Records contained in a dataset:
━━━
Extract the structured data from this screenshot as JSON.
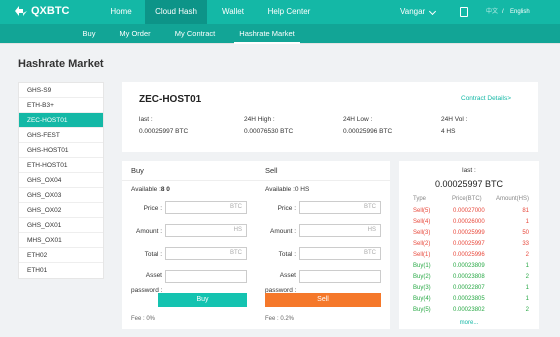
{
  "nav": {
    "logo": "QXBTC",
    "links": [
      "Home",
      "Cloud Hash",
      "Wallet",
      "Help Center"
    ],
    "user": "Vangar",
    "lang_cn": "中文",
    "lang_sep": "/",
    "lang_en": "English"
  },
  "subnav": [
    "Buy",
    "My Order",
    "My Contract",
    "Hashrate Market"
  ],
  "page_title": "Hashrate Market",
  "sidebar": [
    "GHS-S9",
    "ETH-B3+",
    "ZEC-HOST01",
    "GHS-FEST",
    "GHS-HOST01",
    "ETH-HOST01",
    "GHS_OX04",
    "GHS_OX03",
    "GHS_OX02",
    "GHS_OX01",
    "MHS_OX01",
    "ETH02",
    "ETH01"
  ],
  "info": {
    "name": "ZEC-HOST01",
    "details_link": "Contract Details>",
    "stats": [
      {
        "label": "last :",
        "value": "0.00025997 BTC"
      },
      {
        "label": "24H High :",
        "value": "0.00076530 BTC"
      },
      {
        "label": "24H Low :",
        "value": "0.00025996 BTC"
      },
      {
        "label": "24H Vol :",
        "value": "4 HS"
      }
    ]
  },
  "buy": {
    "title": "Buy",
    "available_label": "Available :",
    "available_value": "8 0",
    "price_label": "Price :",
    "price_unit": "BTC",
    "amount_label": "Amount :",
    "amount_unit": "HS",
    "total_label": "Total :",
    "total_unit": "BTC",
    "asset_label_1": "Asset",
    "asset_label_2": "password :",
    "button": "Buy",
    "fee": "Fee : 0%"
  },
  "sell": {
    "title": "Sell",
    "available_label": "Available :",
    "available_value": "0 HS",
    "price_label": "Price :",
    "price_unit": "BTC",
    "amount_label": "Amount :",
    "amount_unit": "HS",
    "total_label": "Total :",
    "total_unit": "BTC",
    "asset_label_1": "Asset",
    "asset_label_2": "password :",
    "button": "Sell",
    "fee": "Fee : 0.2%"
  },
  "book": {
    "last_label": "last :",
    "last_value": "0.00025997 BTC",
    "headers": [
      "Type",
      "Price(BTC)",
      "Amount(HS)"
    ],
    "rows": [
      {
        "type": "Sell(5)",
        "price": "0.00027000",
        "amount": "81",
        "side": "s"
      },
      {
        "type": "Sell(4)",
        "price": "0.00026000",
        "amount": "1",
        "side": "s"
      },
      {
        "type": "Sell(3)",
        "price": "0.00025999",
        "amount": "50",
        "side": "s"
      },
      {
        "type": "Sell(2)",
        "price": "0.00025997",
        "amount": "33",
        "side": "s"
      },
      {
        "type": "Sell(1)",
        "price": "0.00025996",
        "amount": "2",
        "side": "s"
      },
      {
        "type": "Buy(1)",
        "price": "0.00023809",
        "amount": "1",
        "side": "b"
      },
      {
        "type": "Buy(2)",
        "price": "0.00023808",
        "amount": "2",
        "side": "b"
      },
      {
        "type": "Buy(3)",
        "price": "0.00022807",
        "amount": "1",
        "side": "b"
      },
      {
        "type": "Buy(4)",
        "price": "0.00023805",
        "amount": "1",
        "side": "b"
      },
      {
        "type": "Buy(5)",
        "price": "0.00023802",
        "amount": "2",
        "side": "b"
      }
    ],
    "more": "more..."
  }
}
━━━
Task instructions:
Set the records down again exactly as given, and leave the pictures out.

Result of this exercise:
Extract the structured data from this screenshot as JSON.
{
  "nav": {
    "logo": "QXBTC",
    "links": [
      "Home",
      "Cloud Hash",
      "Wallet",
      "Help Center"
    ],
    "user": "Vangar",
    "lang_cn": "中文",
    "lang_sep": "/",
    "lang_en": "English"
  },
  "subnav": [
    "Buy",
    "My Order",
    "My Contract",
    "Hashrate Market"
  ],
  "page_title": "Hashrate Market",
  "sidebar": [
    "GHS-S9",
    "ETH-B3+",
    "ZEC-HOST01",
    "GHS-FEST",
    "GHS-HOST01",
    "ETH-HOST01",
    "GHS_OX04",
    "GHS_OX03",
    "GHS_OX02",
    "GHS_OX01",
    "MHS_OX01",
    "ETH02",
    "ETH01"
  ],
  "info": {
    "name": "ZEC-HOST01",
    "details_link": "Contract Details>",
    "stats": [
      {
        "label": "last :",
        "value": "0.00025997 BTC"
      },
      {
        "label": "24H High :",
        "value": "0.00076530 BTC"
      },
      {
        "label": "24H Low :",
        "value": "0.00025996 BTC"
      },
      {
        "label": "24H Vol :",
        "value": "4 HS"
      }
    ]
  },
  "buy": {
    "title": "Buy",
    "available_label": "Available :",
    "available_value": "8 0",
    "price_label": "Price :",
    "price_unit": "BTC",
    "amount_label": "Amount :",
    "amount_unit": "HS",
    "total_label": "Total :",
    "total_unit": "BTC",
    "asset_label_1": "Asset",
    "asset_label_2": "password :",
    "button": "Buy",
    "fee": "Fee : 0%"
  },
  "sell": {
    "title": "Sell",
    "available_label": "Available :",
    "available_value": "0 HS",
    "price_label": "Price :",
    "price_unit": "BTC",
    "amount_label": "Amount :",
    "amount_unit": "HS",
    "total_label": "Total :",
    "total_unit": "BTC",
    "asset_label_1": "Asset",
    "asset_label_2": "password :",
    "button": "Sell",
    "fee": "Fee : 0.2%"
  },
  "book": {
    "last_label": "last :",
    "last_value": "0.00025997 BTC",
    "headers": [
      "Type",
      "Price(BTC)",
      "Amount(HS)"
    ],
    "rows": [
      {
        "type": "Sell(5)",
        "price": "0.00027000",
        "amount": "81",
        "side": "s"
      },
      {
        "type": "Sell(4)",
        "price": "0.00026000",
        "amount": "1",
        "side": "s"
      },
      {
        "type": "Sell(3)",
        "price": "0.00025999",
        "amount": "50",
        "side": "s"
      },
      {
        "type": "Sell(2)",
        "price": "0.00025997",
        "amount": "33",
        "side": "s"
      },
      {
        "type": "Sell(1)",
        "price": "0.00025996",
        "amount": "2",
        "side": "s"
      },
      {
        "type": "Buy(1)",
        "price": "0.00023809",
        "amount": "1",
        "side": "b"
      },
      {
        "type": "Buy(2)",
        "price": "0.00023808",
        "amount": "2",
        "side": "b"
      },
      {
        "type": "Buy(3)",
        "price": "0.00022807",
        "amount": "1",
        "side": "b"
      },
      {
        "type": "Buy(4)",
        "price": "0.00023805",
        "amount": "1",
        "side": "b"
      },
      {
        "type": "Buy(5)",
        "price": "0.00023802",
        "amount": "2",
        "side": "b"
      }
    ],
    "more": "more..."
  }
}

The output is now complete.